Learning methods for relative camera pose estimation have been developed largely in isolation from classical geometric approaches. The question of how to integrate predictions from deep neural networks (DNNs) and solutions from geometric solvers, such as the 5-point algorithm [37], has as yet remained under-explored. In this paper, we present a novel framework that involves probabilistic fusion between the two families of predictions during network training, with a view to leveraging their complementary benefits in a learnable way. The fusion is achieved by learning the DNN un- certainty under explicit guidance by the geometric uncertainty, thereby learning to take into account the geometric solution in relation to the DNN prediction. Our network features a self-attention graph neural network, which drives the learning by enforcing strong interactions between different correspondences and potentially modeling complex relationships between points. We propose motion parmeterizations suitable for learning and show that our method achieves state-of-the-art performance on the challenging DeMoN [61] and ScanNet [8] datasets. While we focus on relative pose, we envision that our pipeline is broadly applicable for fusing classical geometry and deep learning.

Pseudo RGB-D for Self-Improving Monocular SLAM and Depth Prediction

Classical monocular Simultaneous Localization And Mapping (SLAM) and the recently emerging convolutional neural networks (CNNs) for monocular depth prediction represent two largely disjoint approaches towards building a 3D map of the surrounding environment. In this paper, we demonstrate that the coupling of these two by leveraging the strengths of each mitigates the other’s shortcomings. Specifically, we propose a joint narrow and wide baseline based self-improving framework, where on the one hand the CNN-predicted depth is leveraged to perform $ extit(Unknown sysvar: (pseudo))$ RGB-D feature-based SLAM, leading to better accuracy and robustness than the monocular RGB SLAM baseline. On the other hand, the bundle-adjusted 3D scene structures and camera poses from the more principled geometric SLAM are injected back into the depth network through novel wide baseline losses proposed for improving the depth prediction network, which then continues to contribute towards better pose and 3D structure estimation in the next iteration.
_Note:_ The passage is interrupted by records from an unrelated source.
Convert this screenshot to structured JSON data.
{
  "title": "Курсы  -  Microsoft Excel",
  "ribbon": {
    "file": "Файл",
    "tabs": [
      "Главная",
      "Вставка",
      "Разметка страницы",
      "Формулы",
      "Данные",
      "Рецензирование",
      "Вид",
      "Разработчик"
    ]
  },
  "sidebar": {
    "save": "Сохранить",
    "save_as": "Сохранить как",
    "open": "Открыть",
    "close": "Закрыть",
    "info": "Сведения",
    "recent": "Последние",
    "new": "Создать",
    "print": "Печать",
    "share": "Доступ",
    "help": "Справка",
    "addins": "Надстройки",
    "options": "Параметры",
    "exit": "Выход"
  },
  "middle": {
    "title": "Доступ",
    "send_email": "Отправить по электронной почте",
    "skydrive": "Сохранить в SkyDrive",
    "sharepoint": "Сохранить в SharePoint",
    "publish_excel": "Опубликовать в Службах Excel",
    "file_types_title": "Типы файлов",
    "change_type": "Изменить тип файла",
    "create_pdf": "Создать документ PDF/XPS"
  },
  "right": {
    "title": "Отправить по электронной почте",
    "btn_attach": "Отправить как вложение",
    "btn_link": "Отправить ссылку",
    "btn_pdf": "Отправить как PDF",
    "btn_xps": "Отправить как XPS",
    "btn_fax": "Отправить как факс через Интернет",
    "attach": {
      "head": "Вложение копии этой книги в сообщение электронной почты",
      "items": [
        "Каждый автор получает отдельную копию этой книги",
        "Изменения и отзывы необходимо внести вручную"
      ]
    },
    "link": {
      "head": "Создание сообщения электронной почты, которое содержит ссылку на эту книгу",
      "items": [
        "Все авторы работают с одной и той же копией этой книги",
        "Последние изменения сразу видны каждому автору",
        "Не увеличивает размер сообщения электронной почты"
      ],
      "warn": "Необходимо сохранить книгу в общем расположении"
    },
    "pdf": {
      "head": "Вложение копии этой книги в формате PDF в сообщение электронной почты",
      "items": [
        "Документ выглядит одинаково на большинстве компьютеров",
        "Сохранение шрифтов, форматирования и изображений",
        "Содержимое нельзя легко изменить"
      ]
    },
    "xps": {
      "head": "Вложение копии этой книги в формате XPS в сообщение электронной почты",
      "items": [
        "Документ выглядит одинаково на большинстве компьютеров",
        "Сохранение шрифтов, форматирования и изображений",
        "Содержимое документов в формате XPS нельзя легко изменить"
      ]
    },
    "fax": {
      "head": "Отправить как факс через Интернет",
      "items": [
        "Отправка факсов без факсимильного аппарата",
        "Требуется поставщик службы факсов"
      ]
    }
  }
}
We emphasize that our framework only requires $ extit(Unknown sysvar: ( unlabeled monocular))$ videos in both training and inference stages, and yet is able to outperform state-of-the-art self-supervised $ extit(Unknown sysvar: (monocular))$ and $ extit(Unknown sysvar: (stereo))$ depth prediction networks (e.g, Monodepth2) and feature based monocular SLAM system (i.e, ORB-SLAM). Extensive experiments on KITTI and TUM RGB-D datasets verify the superiority of our self-improving geometry-CNN framework.